They also found that assessors need to be confident and capable of making sound professional judgments and noted this as a critical factor in the assessment of RPL. The Department of Education and Training in Western Australia have also contributed greatly to the uptake of RPL over the years. Their position is that for RPL, no difference is assigned to informal or non-formal learning. Every learning source and experience is accepted as contributing to the accumulation of skills.
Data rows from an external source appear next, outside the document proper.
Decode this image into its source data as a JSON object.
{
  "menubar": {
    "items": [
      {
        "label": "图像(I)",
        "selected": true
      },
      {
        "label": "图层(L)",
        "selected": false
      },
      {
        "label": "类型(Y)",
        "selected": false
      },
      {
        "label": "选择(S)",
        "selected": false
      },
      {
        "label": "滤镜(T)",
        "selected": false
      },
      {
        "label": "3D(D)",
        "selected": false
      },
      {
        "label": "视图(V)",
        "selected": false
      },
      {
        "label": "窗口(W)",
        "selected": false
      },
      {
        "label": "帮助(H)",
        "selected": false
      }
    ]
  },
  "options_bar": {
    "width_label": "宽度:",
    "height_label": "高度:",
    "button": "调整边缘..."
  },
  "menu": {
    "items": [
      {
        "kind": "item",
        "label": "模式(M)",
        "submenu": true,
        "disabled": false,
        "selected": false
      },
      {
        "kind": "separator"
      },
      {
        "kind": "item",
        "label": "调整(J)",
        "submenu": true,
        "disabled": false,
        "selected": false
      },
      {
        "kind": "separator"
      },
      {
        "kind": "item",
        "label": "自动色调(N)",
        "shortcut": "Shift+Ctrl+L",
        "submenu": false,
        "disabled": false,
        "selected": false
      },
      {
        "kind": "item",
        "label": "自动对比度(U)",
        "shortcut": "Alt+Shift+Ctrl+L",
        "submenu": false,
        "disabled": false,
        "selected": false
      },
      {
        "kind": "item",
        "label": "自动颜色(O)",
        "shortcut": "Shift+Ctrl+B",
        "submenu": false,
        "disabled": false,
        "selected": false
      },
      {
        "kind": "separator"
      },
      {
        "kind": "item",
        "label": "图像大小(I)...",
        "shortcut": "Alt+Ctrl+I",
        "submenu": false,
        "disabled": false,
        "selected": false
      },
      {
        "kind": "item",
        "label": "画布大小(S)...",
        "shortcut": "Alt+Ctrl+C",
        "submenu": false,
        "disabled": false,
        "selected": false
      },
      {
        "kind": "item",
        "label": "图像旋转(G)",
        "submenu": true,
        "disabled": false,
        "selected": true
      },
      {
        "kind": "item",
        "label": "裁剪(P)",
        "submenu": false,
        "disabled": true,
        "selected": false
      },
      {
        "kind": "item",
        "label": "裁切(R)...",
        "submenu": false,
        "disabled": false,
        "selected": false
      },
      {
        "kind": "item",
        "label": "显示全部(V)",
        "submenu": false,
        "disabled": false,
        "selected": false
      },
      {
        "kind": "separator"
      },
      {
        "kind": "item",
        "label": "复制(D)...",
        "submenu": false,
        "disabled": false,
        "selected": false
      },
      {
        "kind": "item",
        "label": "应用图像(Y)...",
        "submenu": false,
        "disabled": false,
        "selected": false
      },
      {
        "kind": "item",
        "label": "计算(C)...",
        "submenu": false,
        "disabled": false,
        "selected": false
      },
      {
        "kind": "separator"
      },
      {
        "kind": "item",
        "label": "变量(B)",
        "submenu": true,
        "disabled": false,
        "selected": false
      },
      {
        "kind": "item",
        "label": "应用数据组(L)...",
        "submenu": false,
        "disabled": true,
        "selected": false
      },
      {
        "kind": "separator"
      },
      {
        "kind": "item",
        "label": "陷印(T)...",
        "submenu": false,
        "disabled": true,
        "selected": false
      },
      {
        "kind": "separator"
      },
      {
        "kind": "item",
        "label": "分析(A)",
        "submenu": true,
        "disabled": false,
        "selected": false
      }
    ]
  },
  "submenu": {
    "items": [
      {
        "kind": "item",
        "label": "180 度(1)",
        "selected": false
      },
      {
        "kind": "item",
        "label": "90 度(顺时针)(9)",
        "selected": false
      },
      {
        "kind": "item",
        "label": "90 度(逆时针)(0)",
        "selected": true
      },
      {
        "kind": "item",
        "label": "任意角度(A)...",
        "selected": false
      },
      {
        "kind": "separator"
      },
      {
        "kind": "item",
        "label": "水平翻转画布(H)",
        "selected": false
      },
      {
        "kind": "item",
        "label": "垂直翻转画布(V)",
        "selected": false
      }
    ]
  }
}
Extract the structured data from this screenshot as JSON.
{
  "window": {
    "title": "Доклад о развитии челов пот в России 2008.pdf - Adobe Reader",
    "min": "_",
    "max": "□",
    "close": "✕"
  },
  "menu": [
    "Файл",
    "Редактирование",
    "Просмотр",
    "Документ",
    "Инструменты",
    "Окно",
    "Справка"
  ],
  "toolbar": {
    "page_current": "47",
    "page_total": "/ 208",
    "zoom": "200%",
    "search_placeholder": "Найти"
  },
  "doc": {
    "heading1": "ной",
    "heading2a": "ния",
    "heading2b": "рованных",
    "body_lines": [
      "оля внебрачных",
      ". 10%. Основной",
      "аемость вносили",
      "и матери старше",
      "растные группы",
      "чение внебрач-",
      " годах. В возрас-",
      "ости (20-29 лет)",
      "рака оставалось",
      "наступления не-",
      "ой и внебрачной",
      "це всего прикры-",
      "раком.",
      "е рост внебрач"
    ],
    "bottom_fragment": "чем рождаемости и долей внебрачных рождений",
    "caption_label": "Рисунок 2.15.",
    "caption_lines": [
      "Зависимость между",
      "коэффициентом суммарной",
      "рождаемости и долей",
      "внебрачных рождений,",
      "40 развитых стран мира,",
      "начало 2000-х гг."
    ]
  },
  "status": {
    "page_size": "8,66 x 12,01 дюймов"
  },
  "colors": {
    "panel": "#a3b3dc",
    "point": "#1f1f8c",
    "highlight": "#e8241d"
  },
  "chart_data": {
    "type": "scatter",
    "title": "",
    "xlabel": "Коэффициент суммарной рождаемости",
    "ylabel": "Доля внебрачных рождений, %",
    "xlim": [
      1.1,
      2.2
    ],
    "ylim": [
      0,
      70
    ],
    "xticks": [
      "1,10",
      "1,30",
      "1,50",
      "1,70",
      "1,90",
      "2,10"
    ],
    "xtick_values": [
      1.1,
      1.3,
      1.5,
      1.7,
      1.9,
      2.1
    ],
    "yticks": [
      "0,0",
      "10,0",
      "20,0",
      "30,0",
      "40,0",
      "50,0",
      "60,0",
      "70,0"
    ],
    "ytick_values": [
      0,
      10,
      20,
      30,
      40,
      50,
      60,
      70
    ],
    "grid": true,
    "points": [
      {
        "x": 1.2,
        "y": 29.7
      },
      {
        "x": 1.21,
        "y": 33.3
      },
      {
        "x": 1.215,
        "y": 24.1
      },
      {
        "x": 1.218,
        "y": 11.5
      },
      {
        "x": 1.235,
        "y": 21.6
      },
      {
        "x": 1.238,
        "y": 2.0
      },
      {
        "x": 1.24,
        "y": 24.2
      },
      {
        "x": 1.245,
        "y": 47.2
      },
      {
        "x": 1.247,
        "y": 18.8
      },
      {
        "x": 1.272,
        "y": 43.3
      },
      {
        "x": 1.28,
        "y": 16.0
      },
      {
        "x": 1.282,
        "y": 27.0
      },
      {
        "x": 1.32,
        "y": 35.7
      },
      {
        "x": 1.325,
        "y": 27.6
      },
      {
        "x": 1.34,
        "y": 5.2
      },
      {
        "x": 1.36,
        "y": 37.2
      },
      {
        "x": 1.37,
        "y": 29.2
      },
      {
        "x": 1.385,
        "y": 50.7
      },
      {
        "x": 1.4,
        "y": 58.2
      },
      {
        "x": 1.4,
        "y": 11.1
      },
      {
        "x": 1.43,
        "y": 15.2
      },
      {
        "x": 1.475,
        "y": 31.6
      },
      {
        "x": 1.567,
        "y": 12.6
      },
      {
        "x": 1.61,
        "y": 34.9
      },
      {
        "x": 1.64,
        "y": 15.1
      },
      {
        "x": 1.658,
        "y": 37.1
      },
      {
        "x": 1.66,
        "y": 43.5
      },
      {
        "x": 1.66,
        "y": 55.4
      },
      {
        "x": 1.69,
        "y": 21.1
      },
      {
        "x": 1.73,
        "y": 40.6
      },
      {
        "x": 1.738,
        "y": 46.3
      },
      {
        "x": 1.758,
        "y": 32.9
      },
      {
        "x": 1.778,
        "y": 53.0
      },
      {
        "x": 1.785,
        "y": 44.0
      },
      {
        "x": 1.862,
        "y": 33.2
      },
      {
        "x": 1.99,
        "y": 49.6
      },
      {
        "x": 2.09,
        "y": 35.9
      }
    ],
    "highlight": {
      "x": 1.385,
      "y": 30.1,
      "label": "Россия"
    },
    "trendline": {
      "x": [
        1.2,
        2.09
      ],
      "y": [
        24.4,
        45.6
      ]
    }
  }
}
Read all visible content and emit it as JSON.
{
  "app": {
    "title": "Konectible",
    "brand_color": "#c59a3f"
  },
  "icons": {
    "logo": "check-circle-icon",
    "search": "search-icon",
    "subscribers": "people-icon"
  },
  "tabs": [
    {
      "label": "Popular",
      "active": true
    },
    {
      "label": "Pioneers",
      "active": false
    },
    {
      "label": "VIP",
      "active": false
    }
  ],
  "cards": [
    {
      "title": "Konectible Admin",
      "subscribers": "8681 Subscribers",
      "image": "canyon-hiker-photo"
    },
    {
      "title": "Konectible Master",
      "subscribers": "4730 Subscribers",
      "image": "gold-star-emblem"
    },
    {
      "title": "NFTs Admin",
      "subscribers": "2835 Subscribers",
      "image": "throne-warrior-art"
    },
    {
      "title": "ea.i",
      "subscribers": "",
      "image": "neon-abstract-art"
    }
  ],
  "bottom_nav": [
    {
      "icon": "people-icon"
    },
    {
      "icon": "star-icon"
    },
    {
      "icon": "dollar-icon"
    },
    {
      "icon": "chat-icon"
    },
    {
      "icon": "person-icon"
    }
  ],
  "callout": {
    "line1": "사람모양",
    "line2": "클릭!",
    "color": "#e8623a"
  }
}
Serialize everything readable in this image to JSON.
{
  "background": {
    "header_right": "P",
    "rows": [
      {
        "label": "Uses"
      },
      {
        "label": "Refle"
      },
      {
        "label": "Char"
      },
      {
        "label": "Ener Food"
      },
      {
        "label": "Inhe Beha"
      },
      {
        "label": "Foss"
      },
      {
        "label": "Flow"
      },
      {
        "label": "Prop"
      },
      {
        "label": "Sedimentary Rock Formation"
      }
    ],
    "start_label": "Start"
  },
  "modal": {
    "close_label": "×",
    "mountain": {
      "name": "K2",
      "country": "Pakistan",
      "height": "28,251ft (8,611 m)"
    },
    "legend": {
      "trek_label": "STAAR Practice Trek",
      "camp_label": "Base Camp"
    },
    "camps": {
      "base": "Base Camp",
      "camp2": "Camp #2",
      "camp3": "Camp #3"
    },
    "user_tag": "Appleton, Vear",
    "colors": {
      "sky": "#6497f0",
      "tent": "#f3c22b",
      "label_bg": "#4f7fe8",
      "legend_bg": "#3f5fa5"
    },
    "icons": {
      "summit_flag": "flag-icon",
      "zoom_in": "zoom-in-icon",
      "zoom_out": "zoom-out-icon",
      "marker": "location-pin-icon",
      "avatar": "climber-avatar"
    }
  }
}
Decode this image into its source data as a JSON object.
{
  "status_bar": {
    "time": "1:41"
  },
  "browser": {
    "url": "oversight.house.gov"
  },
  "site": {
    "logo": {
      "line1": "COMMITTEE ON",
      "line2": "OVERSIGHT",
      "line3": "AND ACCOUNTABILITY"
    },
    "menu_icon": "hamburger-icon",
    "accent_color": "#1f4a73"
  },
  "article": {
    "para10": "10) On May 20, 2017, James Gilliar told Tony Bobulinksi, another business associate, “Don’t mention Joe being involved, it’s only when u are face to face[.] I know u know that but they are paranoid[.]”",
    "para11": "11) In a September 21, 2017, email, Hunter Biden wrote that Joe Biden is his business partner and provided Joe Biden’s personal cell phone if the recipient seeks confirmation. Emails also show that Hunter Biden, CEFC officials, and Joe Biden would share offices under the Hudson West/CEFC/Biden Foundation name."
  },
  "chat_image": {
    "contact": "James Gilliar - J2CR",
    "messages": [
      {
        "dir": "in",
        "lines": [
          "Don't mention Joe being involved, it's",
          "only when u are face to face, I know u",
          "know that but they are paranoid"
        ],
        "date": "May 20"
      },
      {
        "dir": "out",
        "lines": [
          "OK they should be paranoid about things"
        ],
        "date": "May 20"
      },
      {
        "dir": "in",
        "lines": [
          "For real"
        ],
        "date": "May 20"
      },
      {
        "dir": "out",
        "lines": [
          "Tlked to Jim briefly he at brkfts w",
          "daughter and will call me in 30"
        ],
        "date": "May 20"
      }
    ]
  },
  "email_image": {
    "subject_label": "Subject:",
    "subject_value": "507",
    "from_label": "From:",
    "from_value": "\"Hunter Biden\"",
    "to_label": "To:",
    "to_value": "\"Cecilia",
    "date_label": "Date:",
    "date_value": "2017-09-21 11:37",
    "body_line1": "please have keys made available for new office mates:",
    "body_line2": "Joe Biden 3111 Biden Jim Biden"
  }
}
Therefore, the flexible RPL model was developed. The model allows for assessment of any and all documentary evidence as well as verbal or third party testimony to be presented by an individual, no matter where it originated, or how it is conveyed. All evidence is assessed for equivalence against the full unit of competency to provide for a valid assessment outcome. There are no pre-set evidence requirements to demonstrate equivalence, as this is determined on a case by case basis once the assessor can make a judgment about the evidence submitted in the context of the particular individuals' life experience. Formal assessment occurs once you have finalised your portfolio , finished an RPL Central assessment from our qualified engaged assessor, and transferred to the RTO/TAFE. Talk to the RTO you are connected with about the flexible options they can offer you.
Visit http://www.rplcentral.com.au for more information.